- EXERCISE DESCRIPTION:
In the listing below, find each line with the string "threshold" and return it.

- EXTRACTED DATA:
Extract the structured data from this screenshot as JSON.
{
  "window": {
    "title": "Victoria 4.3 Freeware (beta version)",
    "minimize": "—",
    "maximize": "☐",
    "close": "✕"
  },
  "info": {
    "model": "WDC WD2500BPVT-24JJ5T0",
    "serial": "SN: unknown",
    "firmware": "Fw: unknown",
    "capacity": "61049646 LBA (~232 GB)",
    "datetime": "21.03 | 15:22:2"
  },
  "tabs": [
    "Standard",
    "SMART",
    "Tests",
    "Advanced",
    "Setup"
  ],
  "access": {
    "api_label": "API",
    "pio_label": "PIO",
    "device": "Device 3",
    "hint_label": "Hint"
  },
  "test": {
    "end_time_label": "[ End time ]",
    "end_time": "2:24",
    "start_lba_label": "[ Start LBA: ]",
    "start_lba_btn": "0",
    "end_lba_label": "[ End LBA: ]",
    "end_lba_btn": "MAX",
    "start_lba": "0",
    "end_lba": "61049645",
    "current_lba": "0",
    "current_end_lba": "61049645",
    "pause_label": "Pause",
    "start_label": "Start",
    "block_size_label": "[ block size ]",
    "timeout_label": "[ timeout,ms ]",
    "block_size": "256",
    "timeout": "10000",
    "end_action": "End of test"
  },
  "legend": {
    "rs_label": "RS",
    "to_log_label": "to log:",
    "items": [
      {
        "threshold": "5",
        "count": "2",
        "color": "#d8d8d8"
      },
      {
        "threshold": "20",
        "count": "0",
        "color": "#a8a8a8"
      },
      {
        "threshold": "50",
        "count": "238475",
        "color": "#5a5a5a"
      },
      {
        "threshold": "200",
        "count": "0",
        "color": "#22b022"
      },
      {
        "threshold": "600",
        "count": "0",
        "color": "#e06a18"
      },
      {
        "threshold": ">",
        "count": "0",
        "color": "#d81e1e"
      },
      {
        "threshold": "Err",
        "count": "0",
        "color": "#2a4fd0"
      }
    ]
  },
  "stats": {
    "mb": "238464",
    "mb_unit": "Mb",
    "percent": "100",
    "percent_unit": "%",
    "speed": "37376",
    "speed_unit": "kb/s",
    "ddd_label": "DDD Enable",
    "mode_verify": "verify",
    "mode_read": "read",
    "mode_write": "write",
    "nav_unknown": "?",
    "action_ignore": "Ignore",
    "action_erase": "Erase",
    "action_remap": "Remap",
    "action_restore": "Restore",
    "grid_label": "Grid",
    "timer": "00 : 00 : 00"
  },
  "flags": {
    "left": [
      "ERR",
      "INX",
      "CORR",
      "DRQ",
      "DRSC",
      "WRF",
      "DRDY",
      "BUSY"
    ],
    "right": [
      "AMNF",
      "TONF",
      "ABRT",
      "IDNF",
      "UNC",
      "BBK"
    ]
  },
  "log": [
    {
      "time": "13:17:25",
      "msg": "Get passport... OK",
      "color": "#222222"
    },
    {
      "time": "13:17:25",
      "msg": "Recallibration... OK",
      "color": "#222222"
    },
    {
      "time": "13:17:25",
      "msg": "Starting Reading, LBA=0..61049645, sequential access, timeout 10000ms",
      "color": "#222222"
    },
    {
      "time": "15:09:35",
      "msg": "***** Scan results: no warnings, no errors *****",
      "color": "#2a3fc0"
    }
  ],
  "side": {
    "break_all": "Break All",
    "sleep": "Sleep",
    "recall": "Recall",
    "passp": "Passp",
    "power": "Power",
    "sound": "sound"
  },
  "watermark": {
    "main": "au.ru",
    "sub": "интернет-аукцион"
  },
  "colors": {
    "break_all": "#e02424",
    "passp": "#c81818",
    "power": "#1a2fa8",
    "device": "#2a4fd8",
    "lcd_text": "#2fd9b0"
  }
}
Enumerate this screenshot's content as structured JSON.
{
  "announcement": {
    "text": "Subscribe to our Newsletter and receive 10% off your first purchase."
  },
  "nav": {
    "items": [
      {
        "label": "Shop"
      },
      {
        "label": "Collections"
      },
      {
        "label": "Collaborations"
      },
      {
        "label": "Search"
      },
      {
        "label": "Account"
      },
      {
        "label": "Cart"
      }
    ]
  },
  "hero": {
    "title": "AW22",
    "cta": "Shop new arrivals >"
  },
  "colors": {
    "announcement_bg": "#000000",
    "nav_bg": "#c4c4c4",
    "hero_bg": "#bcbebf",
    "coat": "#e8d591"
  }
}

- COMPLETED EXERCISE:
        "threshold": "5",
        "threshold": "20",
        "threshold": "50",
        "threshold": "200",
        "threshold": "600",
        "threshold": ">",
        "threshold": "Err",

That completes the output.